Vince Papale to Brock Stassi: 'We call that the last laugh'

Vince Papale to Brock Stassi: 'We call that the last laugh'

Former Eagle Vince Papale, the inspiration for the movie "Invincible," paid a visit to Citizens Bank Park on Tuesday afternoon to meet Phillies outfielder Brock Stassi. Papale wanted to give him a copy of the film "Invincible" -- a movie Stassi has yet to see -- and talk to another Philadelphia athlete who has played the underdog role.

Papale said he couldn't help but get choked up when he first saw the video of Stassi being interviewed after he made the Phillies' roster (watch above).

"Brock's story came on and I started doing one of these," Papale said as he reached to wipe the fake tears from his eyes. "So I got my wife Janet and I said, 'You gotta come in and see this.' And I texted my son Vince down at Delaware and said, 'You see this guy? He's just like us.'

"I contacted (Phillies publicity director) John (Brazer) and texted him right then and said I wanted the film rights for this."

Stassi, a long shot to make the Phillies' roster, was the feel-good story of the spring. The six-year minor leaguer had a spring training to remember, hitting .306 (19 for 62) with six home runs and 17 RBIs.  

As always, when an underdog makes an impact in Philadelphia, there will be association to past Philly underdogs like Papale or legendary movie character Rocky Balboa.

"I did get a few ["Invincible" references on Twitter]," Stassi said of when he made the team. "A lot of people made that reference and I am honored to even be put in the same category as him."

Papale assumed the role of a reporter and posed a question to Stassi: "What kept you going?"

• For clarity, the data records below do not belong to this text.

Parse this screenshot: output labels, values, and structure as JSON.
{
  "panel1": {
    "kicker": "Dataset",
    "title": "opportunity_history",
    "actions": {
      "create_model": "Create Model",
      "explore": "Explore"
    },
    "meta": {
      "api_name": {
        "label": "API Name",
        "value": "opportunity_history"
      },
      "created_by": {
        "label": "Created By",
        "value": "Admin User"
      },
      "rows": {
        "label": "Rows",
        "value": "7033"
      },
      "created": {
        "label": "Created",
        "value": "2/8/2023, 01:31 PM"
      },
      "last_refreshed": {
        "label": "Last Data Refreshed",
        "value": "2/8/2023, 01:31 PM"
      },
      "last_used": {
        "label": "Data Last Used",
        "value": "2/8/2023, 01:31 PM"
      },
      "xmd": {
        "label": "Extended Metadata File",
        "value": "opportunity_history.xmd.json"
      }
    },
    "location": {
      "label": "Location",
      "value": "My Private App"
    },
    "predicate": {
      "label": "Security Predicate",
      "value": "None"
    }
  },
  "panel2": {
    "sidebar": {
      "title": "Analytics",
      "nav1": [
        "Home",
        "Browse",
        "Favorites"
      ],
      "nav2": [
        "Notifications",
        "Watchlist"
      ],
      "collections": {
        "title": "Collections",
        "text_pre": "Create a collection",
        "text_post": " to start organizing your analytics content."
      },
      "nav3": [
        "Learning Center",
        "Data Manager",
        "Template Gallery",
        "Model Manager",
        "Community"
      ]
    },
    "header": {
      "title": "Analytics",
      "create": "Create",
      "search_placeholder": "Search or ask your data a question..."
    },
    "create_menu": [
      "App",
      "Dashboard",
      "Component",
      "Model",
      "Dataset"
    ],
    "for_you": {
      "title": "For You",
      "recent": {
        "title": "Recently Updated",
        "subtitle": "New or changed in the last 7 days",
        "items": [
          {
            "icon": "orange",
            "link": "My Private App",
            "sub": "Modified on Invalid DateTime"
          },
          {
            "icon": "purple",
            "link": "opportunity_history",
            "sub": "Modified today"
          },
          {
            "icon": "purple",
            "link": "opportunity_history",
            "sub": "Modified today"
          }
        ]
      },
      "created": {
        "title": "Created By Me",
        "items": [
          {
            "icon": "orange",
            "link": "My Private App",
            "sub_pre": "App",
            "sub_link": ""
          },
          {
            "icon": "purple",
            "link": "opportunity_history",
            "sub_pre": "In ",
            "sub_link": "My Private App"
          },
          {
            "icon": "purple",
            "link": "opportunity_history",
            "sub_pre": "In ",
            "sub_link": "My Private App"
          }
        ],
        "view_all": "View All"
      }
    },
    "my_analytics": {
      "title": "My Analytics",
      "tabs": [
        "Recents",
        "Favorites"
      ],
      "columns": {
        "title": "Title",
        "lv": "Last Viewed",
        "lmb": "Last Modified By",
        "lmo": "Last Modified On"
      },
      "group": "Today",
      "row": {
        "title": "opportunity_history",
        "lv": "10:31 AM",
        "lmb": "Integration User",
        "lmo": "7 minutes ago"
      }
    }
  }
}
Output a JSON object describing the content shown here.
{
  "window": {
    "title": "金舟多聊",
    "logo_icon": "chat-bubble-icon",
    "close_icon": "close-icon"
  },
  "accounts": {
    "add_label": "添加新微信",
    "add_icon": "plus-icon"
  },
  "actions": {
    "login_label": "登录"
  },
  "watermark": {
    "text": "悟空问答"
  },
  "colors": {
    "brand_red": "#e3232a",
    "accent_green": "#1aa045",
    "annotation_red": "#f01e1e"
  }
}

"Ever since I was drafted, I've believed in myself that I would be here one day," Stassi said. "And after my first spring, I was in extended spring training and that's a place you don't want to be when you are 22 years old at the time. And I ended up learning a lot about myself because you're playing on the back fields in spring training in the middle of the day, in Florida, in front of about five people, so it's really self-motivating.

"And that's kind of where I started to get the hang of pro ball and started believing in myself then. Because my first year was rough. My first year in Williamsport, had a terrible year. But, it ended up working out. It made for a lot of doubters. And it's fun proving people wrong."

Papale smiled and assured Stassi: "We call that the last laugh."